I recommend this essay regularly to colleagues who are struggling with the interface of biology and mathematics. Not many people to whom I have recommended it, read it. I like it though. It makes me laugh out loud.
- Subnets of scale-free networks are not scale-free: Sampling properties of networks (2004) Stumpf, Wiuf and May PNAS [pdf]
I think I mostly liked this paper because I (thought I) understood it and that made me feel clever. I’ve not read it in years. The May on the author list is the same one who wrote Simple mathematical models with very complicated dynamics.
- Genome-wide association study of 14,000 cases of seven common diseases and 3,000 shared controls (2007) The Wellcome Trust Case Control Consortium Nature [pdf]
This ground-breaking paper presented a collection of interconnect GWAS with a large sample size for the time. This is the paper I presented as part of my interview for a place on the PhD program at Imperial which I later completed. A fun story: candidates were given a free choice of papers to present, and asked to bring multiple printed copies of their chosen paper (seven copies, if memory serves) to give to the interview panel. This paper is long and I spent all my printing credit printing it out multiple times and carefully stapling. None of the interview panel wanted a copy, gesturing that they had already read it. Oh well.
- What is a gene, post-ENCODE? History and updated definition (2007) Gerstein et al Genome Research [pdf]
The ENCODE project, which was to go on to play a significant role in my life for a period, sparked more conversation than ever about regulatory genomics. This perspective article discusses the definition of a gene looking back over more than a century of scientific understanding. The conversation was continued as the ENCODE project unfolded – as discussed here at Nature News.
- Trisomy represses ApcMin-mediated tumours in mouse models of Down’s syndrome (2008) Sussan, Yang, Li, Ostrowski & Reeves Nature [journal link]

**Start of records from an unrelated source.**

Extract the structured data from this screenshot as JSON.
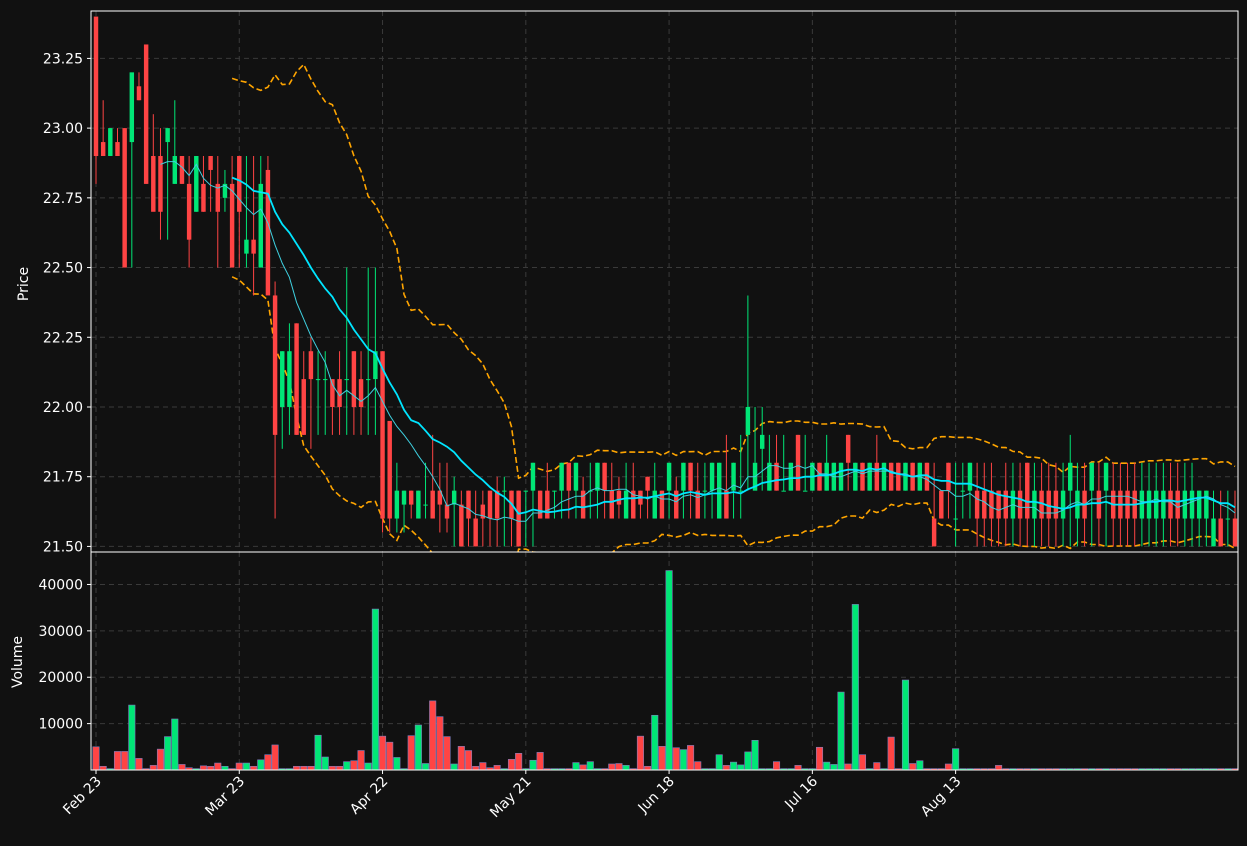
{
  "colors": {
    "background": "#111111",
    "frame": "#ffffff",
    "grid": "#3a3a3a",
    "up": "#00e676",
    "down": "#ff4444",
    "ma_fast": "#3fd0e0",
    "ma_slow": "#00e5ff",
    "band": "#ffa500",
    "volume_edge": "#7f7fbf"
  },
  "chart_data": {
    "type": "candlestick",
    "price_panel": {
      "ylabel": "Price",
      "ylim": [
        21.48,
        23.42
      ],
      "yticks": [
        "21.50",
        "21.75",
        "22.00",
        "22.25",
        "22.50",
        "22.75",
        "23.00",
        "23.25"
      ],
      "grid": true
    },
    "volume_panel": {
      "ylabel": "Volume",
      "ylim": [
        0,
        47000
      ],
      "yticks": [
        "10000",
        "20000",
        "30000",
        "40000"
      ],
      "grid": true
    },
    "x_ticks": [
      "Feb 23",
      "Mar 23",
      "Apr 22",
      "May 21",
      "Jun 18",
      "Jul 16",
      "Aug 13"
    ],
    "x_tick_index": [
      0,
      20,
      40,
      60,
      80,
      100,
      120
    ],
    "series": [
      {
        "kind": "ohlc",
        "open": [
          23.4,
          22.95,
          22.9,
          22.95,
          23.0,
          22.95,
          23.15,
          23.3,
          22.9,
          22.9,
          22.95,
          22.8,
          22.9,
          22.8,
          22.7,
          22.8,
          22.9,
          22.8,
          22.75,
          22.8,
          22.9,
          22.55,
          22.6,
          22.5,
          22.85,
          22.4,
          22.0,
          22.0,
          22.3,
          22.1,
          22.2,
          22.1,
          22.1,
          22.1,
          22.1,
          22.1,
          22.2,
          22.1,
          22.1,
          22.1,
          22.2,
          21.95,
          21.6,
          21.65,
          21.7,
          21.6,
          21.65,
          21.7,
          21.7,
          21.65,
          21.65,
          21.65,
          21.7,
          21.6,
          21.65,
          21.7,
          21.7,
          21.7,
          21.7,
          21.7,
          21.7
        ],
        "high": [
          23.4,
          23.1,
          23.0,
          23.0,
          23.0,
          23.05,
          23.2,
          23.3,
          23.05,
          23.0,
          22.95,
          23.1,
          22.9,
          22.9,
          22.9,
          22.9,
          22.9,
          22.9,
          22.85,
          22.9,
          22.9,
          22.9,
          22.9,
          22.9,
          22.9,
          22.45,
          22.2,
          22.3,
          22.3,
          22.2,
          22.25,
          22.2,
          22.2,
          22.1,
          22.2,
          22.5,
          22.2,
          22.2,
          22.5,
          22.5,
          22.2,
          21.8,
          21.8,
          21.7,
          21.7,
          21.7,
          21.8,
          21.9,
          21.8,
          21.8,
          21.75,
          21.7,
          21.7,
          21.7,
          21.7,
          21.7,
          21.75,
          21.75,
          21.7,
          21.7,
          21.7
        ],
        "low": [
          22.8,
          22.9,
          22.9,
          22.9,
          22.9,
          22.5,
          23.1,
          22.8,
          22.8,
          22.6,
          22.6,
          22.8,
          22.8,
          22.5,
          22.7,
          22.7,
          22.7,
          22.5,
          22.7,
          22.5,
          22.5,
          22.5,
          22.4,
          22.5,
          22.5,
          21.6,
          21.85,
          21.9,
          21.9,
          21.9,
          21.85,
          21.9,
          21.9,
          21.9,
          21.9,
          21.9,
          21.9,
          21.9,
          21.9,
          21.9,
          21.55,
          21.55,
          21.55,
          21.55,
          21.6,
          21.6,
          21.6,
          21.6,
          21.55,
          21.55,
          21.5,
          21.5,
          21.5,
          21.5,
          21.5,
          21.5,
          21.5,
          21.5,
          21.5,
          21.5,
          21.5
        ],
        "close": [
          22.9,
          22.9,
          23.0,
          22.9,
          22.5,
          23.2,
          23.1,
          22.8,
          22.7,
          22.7,
          23.0,
          22.9,
          22.8,
          22.6,
          22.9,
          22.7,
          22.85,
          22.7,
          22.8,
          22.5,
          22.7,
          22.6,
          22.55,
          22.8,
          22.4,
          21.9,
          22.2,
          22.2,
          21.9,
          21.9,
          22.1,
          22.1,
          22.1,
          22.0,
          22.0,
          22.1,
          22.0,
          22.0,
          22.1,
          22.2,
          21.6,
          21.6,
          21.7,
          21.7,
          21.65,
          21.7,
          21.65,
          21.6,
          21.65,
          21.6,
          21.7,
          21.5,
          21.6,
          21.5,
          21.6,
          21.6,
          21.6,
          21.7,
          21.6,
          21.5,
          21.7
        ],
        "volume": [
          5000,
          800,
          300,
          4000,
          4000,
          14000,
          2500,
          300,
          1000,
          4500,
          7200,
          11000,
          1200,
          500,
          300,
          900,
          800,
          1500,
          800,
          300,
          1500,
          1500,
          800,
          2200,
          3300,
          5400,
          300,
          300,
          800,
          800,
          800,
          7500,
          2800,
          800,
          800,
          1800,
          2000,
          4200,
          1500,
          34700,
          7300,
          6000,
          2700,
          300,
          7400,
          9700,
          1400,
          14900,
          11500,
          7200,
          1300,
          5100,
          4200,
          800,
          1600,
          500,
          1000,
          300,
          2300,
          3600,
          300
        ]
      }
    ],
    "more_ohlc": {
      "open": [
        21.7,
        21.7,
        21.7,
        21.7,
        21.7,
        21.8,
        21.7,
        21.7,
        21.7,
        21.7,
        21.8,
        21.7,
        21.7,
        21.6,
        21.7,
        21.7,
        21.75,
        21.6,
        21.7,
        21.7,
        21.7,
        21.7,
        21.8,
        21.7,
        21.7,
        21.7,
        21.6,
        21.7,
        21.7,
        21.7,
        21.9,
        21.7,
        21.85,
        21.7,
        21.8,
        21.7,
        21.7,
        21.9,
        21.7,
        21.7,
        21.8,
        21.7,
        21.7,
        21.7,
        21.9,
        21.7,
        21.8,
        21.7,
        21.8,
        21.7,
        21.8,
        21.8,
        21.7,
        21.8,
        21.7,
        21.8,
        21.6,
        21.7,
        21.8,
        21.6,
        21.7,
        21.7
      ],
      "high": [
        21.8,
        21.7,
        21.8,
        21.7,
        21.8,
        21.8,
        21.8,
        21.75,
        21.8,
        21.8,
        21.8,
        21.8,
        21.75,
        21.8,
        21.8,
        21.7,
        21.75,
        21.8,
        21.7,
        21.8,
        21.75,
        21.8,
        21.8,
        21.8,
        21.8,
        21.8,
        21.8,
        21.9,
        21.8,
        21.9,
        22.4,
        22.0,
        22.0,
        21.9,
        21.9,
        21.9,
        21.8,
        21.9,
        21.9,
        21.8,
        21.8,
        21.9,
        21.8,
        21.8,
        21.9,
        21.8,
        21.8,
        21.8,
        21.9,
        21.8,
        21.8,
        21.8,
        21.8,
        21.8,
        21.8,
        21.8,
        21.8,
        21.7,
        21.8,
        21.8,
        21.8,
        21.8
      ],
      "low": [
        21.5,
        21.6,
        21.6,
        21.6,
        21.6,
        21.6,
        21.6,
        21.6,
        21.6,
        21.6,
        21.6,
        21.6,
        21.6,
        21.6,
        21.6,
        21.6,
        21.6,
        21.6,
        21.6,
        21.6,
        21.6,
        21.6,
        21.6,
        21.6,
        21.6,
        21.6,
        21.6,
        21.6,
        21.6,
        21.6,
        21.7,
        21.8,
        21.7,
        21.7,
        21.7,
        21.7,
        21.7,
        21.7,
        21.7,
        21.7,
        21.7,
        21.7,
        21.7,
        21.7,
        21.7,
        21.7,
        21.7,
        21.7,
        21.7,
        21.7,
        21.7,
        21.7,
        21.7,
        21.7,
        21.7,
        21.7,
        21.5,
        21.6,
        21.6,
        21.5,
        21.6,
        21.6
      ],
      "close": [
        21.8,
        21.6,
        21.6,
        21.7,
        21.8,
        21.7,
        21.8,
        21.6,
        21.7,
        21.8,
        21.7,
        21.6,
        21.65,
        21.7,
        21.6,
        21.65,
        21.7,
        21.7,
        21.6,
        21.8,
        21.6,
        21.8,
        21.7,
        21.6,
        21.7,
        21.8,
        21.8,
        21.6,
        21.8,
        21.7,
        22.0,
        21.8,
        21.9,
        21.8,
        21.7,
        21.7,
        21.8,
        21.7,
        21.7,
        21.8,
        21.7,
        21.8,
        21.8,
        21.8,
        21.8,
        21.8,
        21.7,
        21.8,
        21.7,
        21.8,
        21.7,
        21.7,
        21.8,
        21.7,
        21.8,
        21.7,
        21.5,
        21.6,
        21.7,
        21.6,
        21.7,
        21.8
      ],
      "volume": [
        2100,
        3800,
        300,
        300,
        300,
        300,
        1600,
        1100,
        1800,
        300,
        300,
        1300,
        1400,
        1000,
        300,
        7300,
        800,
        11800,
        5100,
        43000,
        4800,
        4400,
        5300,
        1800,
        300,
        300,
        3300,
        1000,
        1700,
        1100,
        3900,
        6400,
        300,
        300,
        1800,
        300,
        300,
        1000,
        300,
        300,
        4900,
        1700,
        1200,
        16800,
        1300,
        35700,
        3300,
        300,
        1600,
        300,
        7100,
        300,
        19400,
        1400,
        2000,
        300,
        300,
        300,
        1300,
        4600,
        300,
        300
      ]
    },
    "tail_ohlc": {
      "open": [
        21.7,
        21.7,
        21.7,
        21.7,
        21.7,
        21.6,
        21.7,
        21.8,
        21.6,
        21.7,
        21.7,
        21.7,
        21.6,
        21.7,
        21.6,
        21.7,
        21.7,
        21.7,
        21.7,
        21.7,
        21.7,
        21.7,
        21.7,
        21.6,
        21.6,
        21.6,
        21.6,
        21.7,
        21.7,
        21.6,
        21.6,
        21.6,
        21.6,
        21.5,
        21.6,
        21.6,
        21.6
      ],
      "high": [
        21.8,
        21.8,
        21.8,
        21.7,
        21.8,
        21.8,
        21.8,
        21.8,
        21.8,
        21.8,
        21.8,
        21.8,
        21.8,
        21.9,
        21.8,
        21.8,
        21.8,
        21.8,
        21.8,
        21.8,
        21.8,
        21.8,
        21.8,
        21.8,
        21.8,
        21.8,
        21.8,
        21.8,
        21.8,
        21.8,
        21.8,
        21.7,
        21.7,
        21.7,
        21.7,
        21.7,
        21.7
      ],
      "low": [
        21.5,
        21.5,
        21.5,
        21.5,
        21.5,
        21.5,
        21.5,
        21.5,
        21.5,
        21.5,
        21.5,
        21.5,
        21.5,
        21.5,
        21.5,
        21.5,
        21.5,
        21.5,
        21.5,
        21.5,
        21.5,
        21.5,
        21.5,
        21.5,
        21.5,
        21.5,
        21.5,
        21.5,
        21.5,
        21.5,
        21.5,
        21.5,
        21.5,
        21.5,
        21.5,
        21.5,
        21.5
      ],
      "close": [
        21.6,
        21.6,
        21.6,
        21.6,
        21.6,
        21.7,
        21.6,
        21.6,
        21.7,
        21.6,
        21.6,
        21.6,
        21.7,
        21.8,
        21.7,
        21.6,
        21.8,
        21.6,
        21.8,
        21.6,
        21.6,
        21.6,
        21.6,
        21.7,
        21.7,
        21.7,
        21.7,
        21.6,
        21.6,
        21.7,
        21.7,
        21.7,
        21.7,
        21.6,
        21.5,
        21.6,
        21.5
      ],
      "volume": [
        300,
        300,
        300,
        1000,
        300,
        300,
        300,
        300,
        300,
        300,
        300,
        300,
        300,
        300,
        300,
        300,
        300,
        300,
        300,
        300,
        300,
        300,
        300,
        300,
        300,
        300,
        300,
        300,
        300,
        300,
        300,
        300,
        300,
        300,
        300,
        300,
        300
      ]
    }
  }
}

When I applied for the place on the Imperial College PhD program (interview mentioned above) I also applied for a place on a similar program at Edinburgh. There, the interview involved presenting one of a choice of several papers, and this paper was one of the options. Being the precocious undergraduate I used to be, I had a subscription to the print edition (remember those?) of Nature at the time, a touching birthday gift from my grandfather. I had already read this paper and heard about it on the Nature podcast [link to transcript]. I emailed Reeves to clarify a couple of points which I had not understood from the paper, and we had a charming email exchange which I will tell you about in person on request.

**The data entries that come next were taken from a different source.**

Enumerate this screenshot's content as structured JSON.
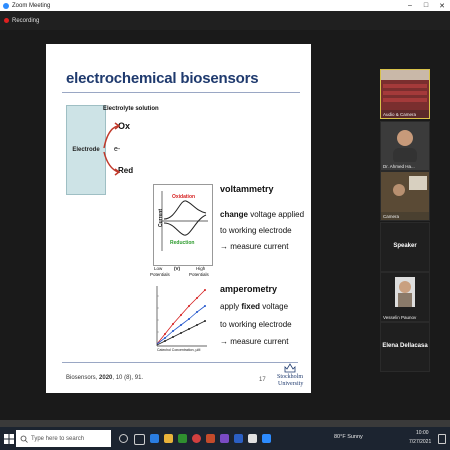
{
  "window": {
    "title": "Zoom Meeting",
    "recording_label": "Recording"
  },
  "slide": {
    "title": "electrochemical biosensors",
    "electrode_label": "Electrode",
    "electrolyte_label": "Electrolyte solution",
    "ox_label": "Ox",
    "electron_label": "e-",
    "red_label": "Red",
    "voltammetry": {
      "heading": "voltammetry",
      "body_bold": "change",
      "body_line1_rest": " voltage applied",
      "body_line2": "to working electrode",
      "body_line3": "→ measure current",
      "y_axis": "Current",
      "oxidation": "Oxidation",
      "reduction": "Reduction",
      "x_low": "Low",
      "x_unit": "(V)",
      "x_high": "High",
      "x_low_sub": "Potentials",
      "x_high_sub": "Potentials"
    },
    "amperometry": {
      "heading": "amperometry",
      "body_pre": "apply ",
      "body_bold": "fixed",
      "body_line1_rest": " voltage",
      "body_line2": "to working electrode",
      "body_line3": "→ measure current",
      "x_axis": "Catechol Concentration, µM"
    },
    "reference_journal": "Biosensors",
    "reference_year": "2020",
    "reference_rest": ", 10 (8), 91.",
    "page_number": "17",
    "logo_line1": "Stockholm",
    "logo_line2": "University"
  },
  "participants": [
    {
      "name": "Audio & Camera"
    },
    {
      "name": "Dr. Ahmed Ha..."
    },
    {
      "name": "Camera"
    },
    {
      "name": "Speaker"
    },
    {
      "name": "Vesselin Paunov"
    },
    {
      "name": "Elena Dellacasa"
    }
  ],
  "taskbar": {
    "search_placeholder": "Type here to search",
    "weather": "80°F  Sunny",
    "time": "10:00",
    "date": "7/27/2021"
  },
  "colors": {
    "slide_title": "#1f3a6e",
    "oxidation": "#d62020",
    "reduction": "#2a9a2a",
    "accent": "#2d8cff"
  }
}
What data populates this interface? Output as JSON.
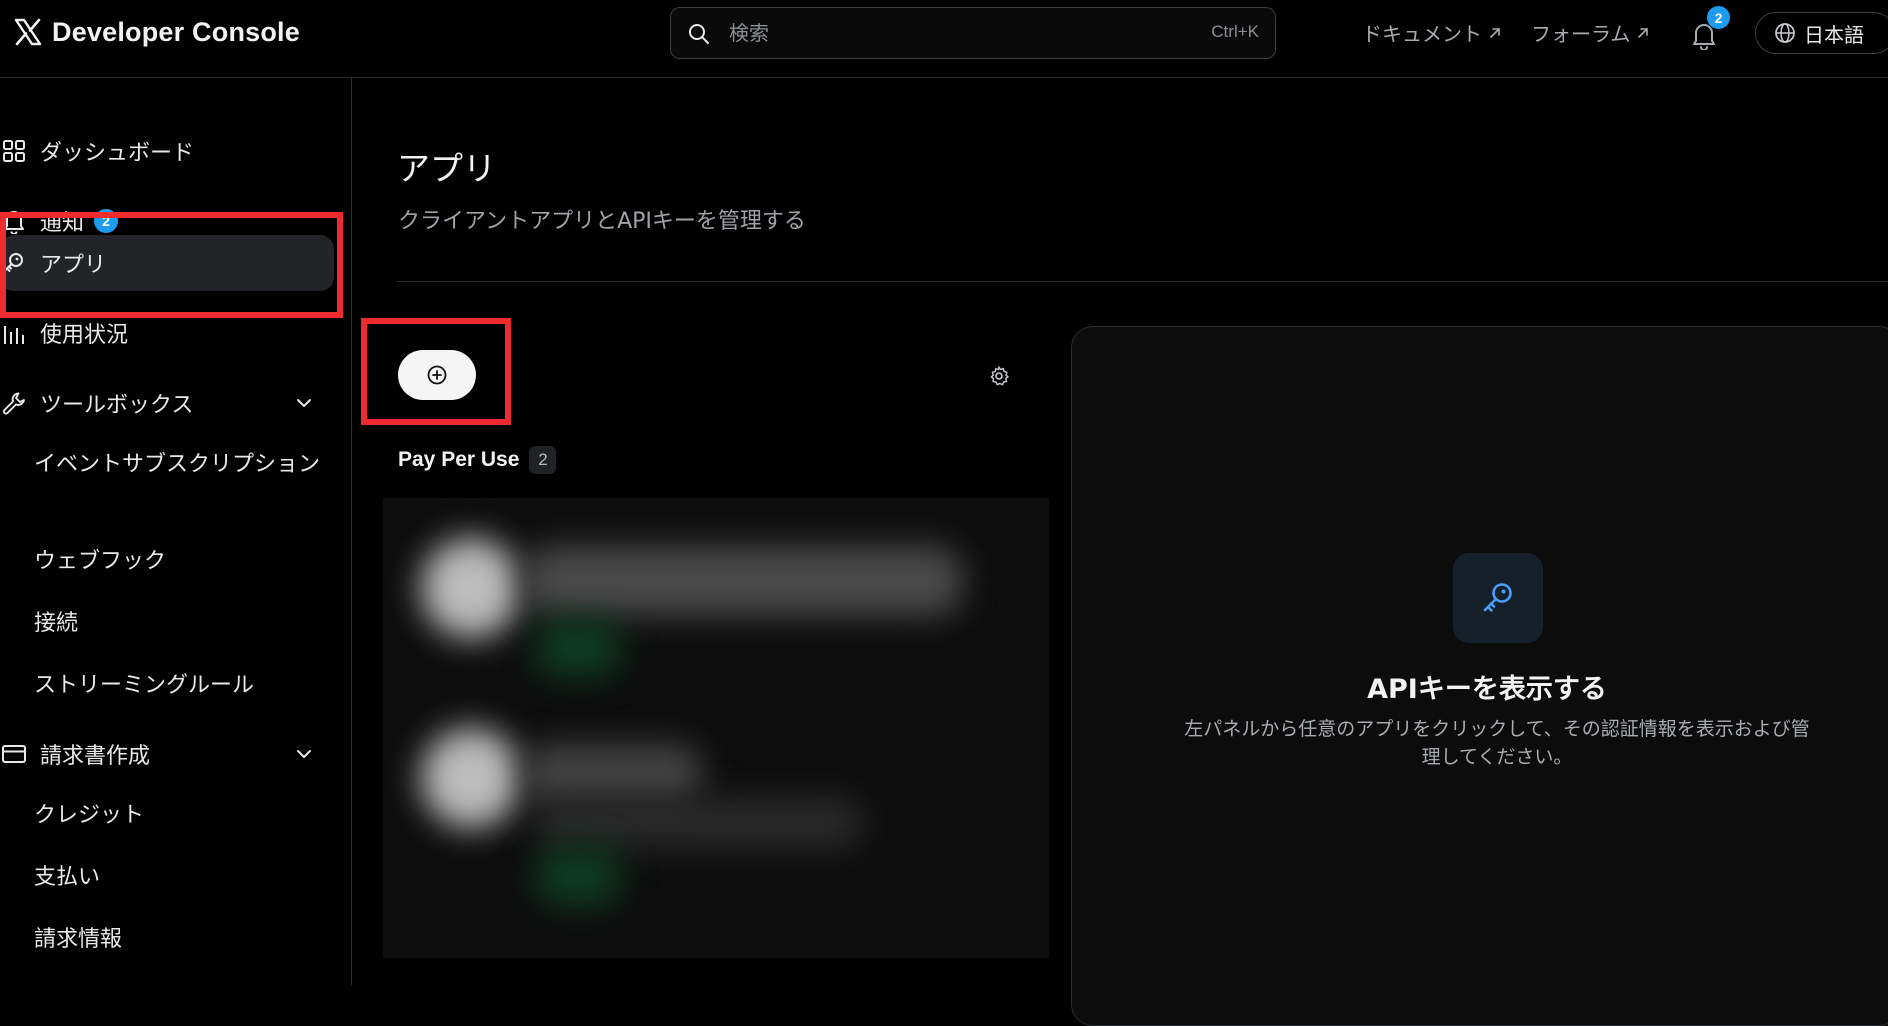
{
  "header": {
    "brand": "Developer Console",
    "search": {
      "placeholder": "検索",
      "shortcut": "Ctrl+K"
    },
    "links": [
      {
        "label": "ドキュメント"
      },
      {
        "label": "フォーラム"
      }
    ],
    "notification_count": "2",
    "language": "日本語"
  },
  "sidebar": {
    "items": [
      {
        "label": "ダッシュボード",
        "icon": "grid-icon"
      },
      {
        "label": "通知",
        "icon": "bell-icon",
        "badge": "2"
      },
      {
        "label": "アプリ",
        "icon": "key-icon",
        "active": true
      },
      {
        "label": "使用状況",
        "icon": "bar-chart-icon"
      },
      {
        "label": "ツールボックス",
        "icon": "wrench-icon",
        "expandable": true,
        "children": [
          {
            "label": "イベントサブスクリプション"
          },
          {
            "label": "ウェブフック"
          },
          {
            "label": "接続"
          },
          {
            "label": "ストリーミングルール"
          }
        ]
      },
      {
        "label": "請求書作成",
        "icon": "credit-card-icon",
        "expandable": true,
        "children": [
          {
            "label": "クレジット"
          },
          {
            "label": "支払い"
          },
          {
            "label": "請求情報"
          }
        ]
      }
    ]
  },
  "main": {
    "title": "アプリ",
    "subtitle": "クライアントアプリとAPIキーを管理する",
    "group": {
      "label": "Pay Per Use",
      "count": "2"
    }
  },
  "detail": {
    "title": "APIキーを表示する",
    "text": "左パネルから任意のアプリをクリックして、その認証情報を表示および管理してください。"
  },
  "colors": {
    "accent": "#1d9bf0",
    "highlight": "#ef2b2d",
    "background": "#000000"
  }
}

- Can the flow of medicines be improved? Fundamental pharmacokinetic and pharmacological principles toward improving Phase II survival (2012) Morgan et al Drug Discovery Today [pubmed link] and Lessons learned from the fate of AstraZeneca’s drug pipeline: a five-dimensional framework (2014) Cook et al Nature Reviews Drug Discovery [journal link]
Since moving to industry I do not blog much about work. These two papers, referred to colloquially as the “three pillars” and “five pillars” papers, discuss just how hard it is to make a medicine.
- A reanalysis of mouse ENCODE comparative gene expression data [version 1; referees: 3 approved, 1 approved with reservations] (2015) Gilad Y and Mizrahi-Man O. F1000Research [doi link]
A second mention for ENCODE, this paper was notable for the fact it addresses confounding (an important concept in design of experiment), its use of forensic bioinformatics (using file names to reconstruct the design of a study) and its unconventional route to publication via a reanalysis that was first shared on Twitter. The discussion thread on f1000 is worth a read. Zeitgeisty at the time.
Happy reading, everybody.